## Exercise data
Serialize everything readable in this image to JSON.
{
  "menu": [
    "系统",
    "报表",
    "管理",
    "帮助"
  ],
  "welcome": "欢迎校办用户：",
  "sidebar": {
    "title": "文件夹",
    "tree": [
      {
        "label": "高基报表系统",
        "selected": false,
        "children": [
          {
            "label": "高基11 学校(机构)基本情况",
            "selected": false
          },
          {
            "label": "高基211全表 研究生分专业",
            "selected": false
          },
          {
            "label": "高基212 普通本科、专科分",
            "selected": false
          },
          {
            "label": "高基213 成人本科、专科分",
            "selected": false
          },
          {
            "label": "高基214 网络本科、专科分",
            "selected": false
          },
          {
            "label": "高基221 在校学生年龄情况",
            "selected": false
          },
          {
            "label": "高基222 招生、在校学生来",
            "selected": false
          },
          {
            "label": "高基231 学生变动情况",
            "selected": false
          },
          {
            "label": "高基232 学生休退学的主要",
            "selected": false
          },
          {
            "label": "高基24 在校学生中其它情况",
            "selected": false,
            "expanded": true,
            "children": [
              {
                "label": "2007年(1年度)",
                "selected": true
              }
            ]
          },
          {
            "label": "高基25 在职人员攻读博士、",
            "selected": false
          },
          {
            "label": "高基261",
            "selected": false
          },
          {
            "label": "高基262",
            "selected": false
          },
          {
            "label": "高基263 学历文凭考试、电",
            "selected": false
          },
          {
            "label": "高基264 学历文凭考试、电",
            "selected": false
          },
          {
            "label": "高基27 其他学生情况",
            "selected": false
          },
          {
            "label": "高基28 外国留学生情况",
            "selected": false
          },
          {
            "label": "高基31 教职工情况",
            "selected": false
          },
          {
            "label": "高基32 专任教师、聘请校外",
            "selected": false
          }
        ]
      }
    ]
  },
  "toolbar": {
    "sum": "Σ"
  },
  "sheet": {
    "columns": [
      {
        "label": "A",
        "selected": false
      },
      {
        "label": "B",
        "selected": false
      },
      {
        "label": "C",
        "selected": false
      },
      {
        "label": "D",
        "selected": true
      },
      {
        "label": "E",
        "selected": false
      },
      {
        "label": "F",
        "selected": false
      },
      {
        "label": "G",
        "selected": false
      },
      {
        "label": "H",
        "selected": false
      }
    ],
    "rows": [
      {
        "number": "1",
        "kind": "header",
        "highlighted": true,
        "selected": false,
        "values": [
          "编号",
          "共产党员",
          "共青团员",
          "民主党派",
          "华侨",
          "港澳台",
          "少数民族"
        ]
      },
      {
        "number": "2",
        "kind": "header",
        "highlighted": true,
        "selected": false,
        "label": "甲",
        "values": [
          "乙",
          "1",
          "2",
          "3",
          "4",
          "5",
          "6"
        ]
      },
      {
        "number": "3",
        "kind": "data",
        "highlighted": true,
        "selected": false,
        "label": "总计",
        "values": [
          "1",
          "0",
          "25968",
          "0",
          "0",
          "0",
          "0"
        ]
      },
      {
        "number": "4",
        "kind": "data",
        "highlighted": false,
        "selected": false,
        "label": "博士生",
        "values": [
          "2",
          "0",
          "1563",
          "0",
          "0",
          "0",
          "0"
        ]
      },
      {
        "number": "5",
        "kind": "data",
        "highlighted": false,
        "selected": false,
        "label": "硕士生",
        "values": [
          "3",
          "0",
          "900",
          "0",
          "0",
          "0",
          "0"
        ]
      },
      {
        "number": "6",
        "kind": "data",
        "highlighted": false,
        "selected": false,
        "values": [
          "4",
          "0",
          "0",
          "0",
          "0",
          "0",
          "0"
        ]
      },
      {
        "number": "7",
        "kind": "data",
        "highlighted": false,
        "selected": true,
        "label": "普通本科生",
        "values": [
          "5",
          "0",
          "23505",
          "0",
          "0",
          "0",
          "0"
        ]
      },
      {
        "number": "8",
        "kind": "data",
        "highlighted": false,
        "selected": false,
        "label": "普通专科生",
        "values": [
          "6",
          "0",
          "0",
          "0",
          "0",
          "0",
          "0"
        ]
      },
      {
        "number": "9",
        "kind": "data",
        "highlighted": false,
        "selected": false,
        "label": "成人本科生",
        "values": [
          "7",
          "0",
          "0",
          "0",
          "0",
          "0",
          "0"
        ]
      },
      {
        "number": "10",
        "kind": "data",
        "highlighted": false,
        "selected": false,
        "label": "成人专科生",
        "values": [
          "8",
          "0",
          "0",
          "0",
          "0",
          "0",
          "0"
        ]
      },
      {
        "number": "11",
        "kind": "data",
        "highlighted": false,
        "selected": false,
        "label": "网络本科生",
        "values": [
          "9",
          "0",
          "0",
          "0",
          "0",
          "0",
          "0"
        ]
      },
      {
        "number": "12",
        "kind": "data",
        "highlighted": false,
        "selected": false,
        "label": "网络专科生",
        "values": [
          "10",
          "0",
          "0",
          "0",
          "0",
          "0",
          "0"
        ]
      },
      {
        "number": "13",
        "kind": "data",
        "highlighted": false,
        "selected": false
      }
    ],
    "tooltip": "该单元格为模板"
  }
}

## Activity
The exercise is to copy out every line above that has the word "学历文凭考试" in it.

## Solution for this task
            "label": "高基263 学历文凭考试、电",
            "label": "高基264 学历文凭考试、电",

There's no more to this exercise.